Your assignment:
The response should consist of every line below, unchanged.

Records for this task:
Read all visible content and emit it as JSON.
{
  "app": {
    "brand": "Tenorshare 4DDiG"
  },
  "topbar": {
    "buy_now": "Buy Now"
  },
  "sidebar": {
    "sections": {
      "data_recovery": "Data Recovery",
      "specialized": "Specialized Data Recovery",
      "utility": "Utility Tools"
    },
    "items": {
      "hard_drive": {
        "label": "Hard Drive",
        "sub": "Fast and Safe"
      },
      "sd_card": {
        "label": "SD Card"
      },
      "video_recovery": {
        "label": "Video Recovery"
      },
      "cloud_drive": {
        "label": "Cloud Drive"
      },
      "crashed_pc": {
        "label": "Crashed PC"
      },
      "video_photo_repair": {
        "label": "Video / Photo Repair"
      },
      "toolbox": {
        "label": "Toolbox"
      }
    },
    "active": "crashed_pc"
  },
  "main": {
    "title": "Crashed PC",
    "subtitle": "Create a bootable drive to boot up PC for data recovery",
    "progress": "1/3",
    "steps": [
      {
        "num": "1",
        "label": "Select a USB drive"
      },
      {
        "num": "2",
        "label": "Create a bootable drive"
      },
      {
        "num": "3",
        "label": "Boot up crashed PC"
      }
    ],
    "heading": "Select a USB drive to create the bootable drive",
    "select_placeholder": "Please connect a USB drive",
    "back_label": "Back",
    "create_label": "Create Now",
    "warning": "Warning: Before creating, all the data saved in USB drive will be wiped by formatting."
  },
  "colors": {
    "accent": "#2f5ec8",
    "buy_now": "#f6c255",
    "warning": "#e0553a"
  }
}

Task response:
Read all visible content and emit it as JSON.
{
  "app": {
    "brand": "Tenorshare 4DDiG"
  },
  "topbar": {
    "buy_now": "Buy Now"
  },
  "sidebar": {
    "sections": {
      "data_recovery": "Data Recovery",
      "specialized": "Specialized Data Recovery",
      "utility": "Utility Tools"
    },
    "items": {
      "hard_drive": {
        "label": "Hard Drive",
        "sub": "Fast and Safe"
      },
      "sd_card": {
        "label": "SD Card"
      },
      "video_recovery": {
        "label": "Video Recovery"
      },
      "cloud_drive": {
        "label": "Cloud Drive"
      },
      "crashed_pc": {
        "label": "Crashed PC"
      },
      "video_photo_repair": {
        "label": "Video / Photo Repair"
      },
      "toolbox": {
        "label": "Toolbox"
      }
    },
    "active": "crashed_pc"
  },
  "main": {
    "title": "Crashed PC",
    "subtitle": "Create a bootable drive to boot up PC for data recovery",
    "progress": "1/3",
    "steps": [
      {
        "num": "1",
        "label": "Select a USB drive"
      },
      {
        "num": "2",
        "label": "Create a bootable drive"
      },
      {
        "num": "3",
        "label": "Boot up crashed PC"
      }
    ],
    "heading": "Select a USB drive to create the bootable drive",
    "select_placeholder": "Please connect a USB drive",
    "back_label": "Back",
    "create_label": "Create Now",
    "warning": "Warning: Before creating, all the data saved in USB drive will be wiped by formatting."
  },
  "colors": {
    "accent": "#2f5ec8",
    "buy_now": "#f6c255",
    "warning": "#e0553a"
  }
}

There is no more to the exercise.